Beth-Zur was fortified in the Iron I and yielded one or more fingerprint-impressed jar handles. The kingdom ruled from it may be an illusion (i.e., an establishment of the Gibeonites or Jerusalemites) or an actual kingdom ruling over most of the Hebron hills destroyed by Judah or Gibeon (the Philistines are right out).

2. The Kingdom of Socoh or Adullam

-My gut reaction is to look to local explanations for Qeiyafa’s rise. They may be incorrect, but they haven’t been disproven.

3. The Kingdom of Gibeon

This is Finkelstein (and some maximalists)’s choice. He appears to believe believe Gibeon was a large, powerful kingdom ruled by the Saulide dynasty. I buy this. However, unless someone finds a fingerprint impression at Gibeon, I ain’t buying that Gibeon built Qeiyafa. It’s still a possibility.

4. The Kingdom of Jerusalem

-Almost every maximalist’s choice. As Jerusalem isn’t mentioned in Shoshenq I’s list, I ain’t buying it. I have not done thorough research on the Stepped Stone structure (evidence of the succession of the Late Bronze Kingdom of Jerusalem into Saulide times?), but Gibeon and Mahanaim appear far more prominent in Shoshenq’s list than Jerusalem.

In short, someone really needs to analyze the settlement system between the Hebron hills and southern Shephelah in Late Iron I.

Finkelstein Has A New Paper on Qeiyafa

This one is largely a continuation of his older ideas, but does propose some new ones, including that the excavators’ Hellenistic Wall is Ottoman (though Finkelstein agrees the Late Iron I wall is Late Iron I) and that the site’s Period/Stratum III was primarily settled in the Late Persian period (the excavators now accept the stratum’s foundation in the Persian period). He also associates the Qeiyafa Late Iron I wall architectural tradition and some other material features of the site with highland ones, and makes a reasonable case that Qeiyafa might have been built by the Benjaminite Saulide Polity (an interpretation I considered and rejected, even beginning to write a post on why this idea is unlikely), suggesting the battle in 1 Sam 17 preserves genuine memory of Saulide expansion as far as the Elah valley.
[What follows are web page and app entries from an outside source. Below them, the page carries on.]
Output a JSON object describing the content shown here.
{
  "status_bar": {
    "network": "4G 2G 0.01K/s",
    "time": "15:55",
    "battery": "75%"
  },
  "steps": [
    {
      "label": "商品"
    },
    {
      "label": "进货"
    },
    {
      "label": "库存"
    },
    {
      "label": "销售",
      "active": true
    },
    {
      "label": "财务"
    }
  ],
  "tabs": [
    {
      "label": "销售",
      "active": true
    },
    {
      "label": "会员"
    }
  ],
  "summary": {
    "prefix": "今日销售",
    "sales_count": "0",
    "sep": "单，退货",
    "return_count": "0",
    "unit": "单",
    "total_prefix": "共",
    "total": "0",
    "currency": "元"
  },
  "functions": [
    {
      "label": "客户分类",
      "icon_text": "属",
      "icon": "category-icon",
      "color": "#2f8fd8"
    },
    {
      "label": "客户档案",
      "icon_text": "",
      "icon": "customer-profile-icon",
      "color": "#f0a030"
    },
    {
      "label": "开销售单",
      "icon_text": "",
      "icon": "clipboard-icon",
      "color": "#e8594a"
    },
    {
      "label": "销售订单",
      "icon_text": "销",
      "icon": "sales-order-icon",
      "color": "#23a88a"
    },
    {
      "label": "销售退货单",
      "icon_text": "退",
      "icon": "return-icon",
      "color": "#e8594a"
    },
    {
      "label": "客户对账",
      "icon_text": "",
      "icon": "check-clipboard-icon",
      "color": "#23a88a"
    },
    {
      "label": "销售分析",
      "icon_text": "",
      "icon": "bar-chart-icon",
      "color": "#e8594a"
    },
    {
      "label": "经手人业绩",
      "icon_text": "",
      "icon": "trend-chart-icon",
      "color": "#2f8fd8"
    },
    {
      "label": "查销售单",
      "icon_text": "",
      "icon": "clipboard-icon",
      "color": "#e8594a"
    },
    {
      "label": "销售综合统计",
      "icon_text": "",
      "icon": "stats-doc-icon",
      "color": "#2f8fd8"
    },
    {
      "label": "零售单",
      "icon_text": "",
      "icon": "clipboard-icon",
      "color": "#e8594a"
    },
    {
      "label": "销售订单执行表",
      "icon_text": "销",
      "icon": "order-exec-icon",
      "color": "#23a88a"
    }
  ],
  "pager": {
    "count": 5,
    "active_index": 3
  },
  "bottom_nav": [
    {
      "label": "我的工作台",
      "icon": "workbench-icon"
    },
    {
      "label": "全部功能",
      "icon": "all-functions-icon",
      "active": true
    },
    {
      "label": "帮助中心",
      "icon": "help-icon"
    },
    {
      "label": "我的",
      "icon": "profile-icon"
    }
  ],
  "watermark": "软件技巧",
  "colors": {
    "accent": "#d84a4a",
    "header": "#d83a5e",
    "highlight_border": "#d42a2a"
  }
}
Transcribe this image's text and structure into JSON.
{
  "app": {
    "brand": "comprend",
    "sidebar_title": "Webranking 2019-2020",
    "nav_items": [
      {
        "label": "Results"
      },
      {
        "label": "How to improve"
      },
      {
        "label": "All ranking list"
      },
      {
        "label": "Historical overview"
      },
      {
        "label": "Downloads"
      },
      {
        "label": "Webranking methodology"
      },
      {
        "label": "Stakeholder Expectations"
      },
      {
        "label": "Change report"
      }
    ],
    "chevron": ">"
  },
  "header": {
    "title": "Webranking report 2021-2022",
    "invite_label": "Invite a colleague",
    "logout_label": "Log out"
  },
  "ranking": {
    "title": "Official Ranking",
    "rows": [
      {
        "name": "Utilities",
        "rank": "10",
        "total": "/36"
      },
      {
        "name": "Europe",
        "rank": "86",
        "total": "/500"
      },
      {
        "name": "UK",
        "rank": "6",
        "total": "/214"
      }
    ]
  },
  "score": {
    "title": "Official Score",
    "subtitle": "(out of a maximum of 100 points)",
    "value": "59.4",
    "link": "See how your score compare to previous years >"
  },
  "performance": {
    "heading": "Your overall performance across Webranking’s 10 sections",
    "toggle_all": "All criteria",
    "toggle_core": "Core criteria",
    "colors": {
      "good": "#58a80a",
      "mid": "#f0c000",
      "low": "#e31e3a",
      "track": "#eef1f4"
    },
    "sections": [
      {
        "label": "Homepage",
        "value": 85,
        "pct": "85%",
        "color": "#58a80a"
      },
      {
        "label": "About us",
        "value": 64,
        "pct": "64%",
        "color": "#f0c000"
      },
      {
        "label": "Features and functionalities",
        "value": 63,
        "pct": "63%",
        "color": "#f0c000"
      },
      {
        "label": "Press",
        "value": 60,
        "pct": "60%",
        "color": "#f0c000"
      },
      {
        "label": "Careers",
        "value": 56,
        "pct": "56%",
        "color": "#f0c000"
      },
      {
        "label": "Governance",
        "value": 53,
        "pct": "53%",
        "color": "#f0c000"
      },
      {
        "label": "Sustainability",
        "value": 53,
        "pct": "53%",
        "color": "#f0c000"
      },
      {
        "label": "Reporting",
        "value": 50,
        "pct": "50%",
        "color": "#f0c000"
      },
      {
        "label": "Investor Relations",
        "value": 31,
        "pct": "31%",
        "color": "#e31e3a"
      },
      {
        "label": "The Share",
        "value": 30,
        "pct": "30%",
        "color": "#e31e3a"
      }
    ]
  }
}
He then suggests the (very unlikely, considering the lack of RSHB ware) mention of Qeiyafa in Shoshenq I’s list, toponym 11 or 12.

UPDATE (April 10, 2013): I now support Finkelstein’s interpretation of Qeiyafa as Gibeonite-built.

Why Did Hezekiah Not Feel a Threat to the South From Sennacherib

Hezekiah concentrated his defense outside Jerusalem on two sides: the passes to Jerusalem, especially those near the border of Samaria (Gibeon+Mizpah), and the three (four?) fortified cities in the Shephelah (Beth-Shemesh, Lachish, and Azekah, and possibly Socoh). He did not concentrate his defense on the Beersheba Valley. Why? Because Sennacherib had a purpose for taking over Gibeon, Mizpah, and the Shephelah. He did not, however have any clear purpose for taking over the Beersheba Valley. Why? Because the Shephelah made Judah far too politically influential in Philistia for Assyria to allow, and, more importantly, it could be administered by Ashdod and Gaza. Mizpah and Gibeon could be used to stop trade coming to Judah from the Assyrian provinces in the North or be used as springboards to take over the southern part of the province of Samaria. Both could also be administered as unfortified cities within Samaria. The Beersheba Valley, meanwhile, was a vital trade artery, offered very little threat of political influence in Edom or Gaza, and could not be competently administered by any polity except Judah. Exiling the population of the Beersheba Valley would, as Hezekiah likely reasoned, be the last part of Judah Sennacherib would want to attack.

Of course, the Assyrians did end up destroying the Beersheba Valley, probably as a make-work project for Judah, to keep it from growing too strong again any time soon.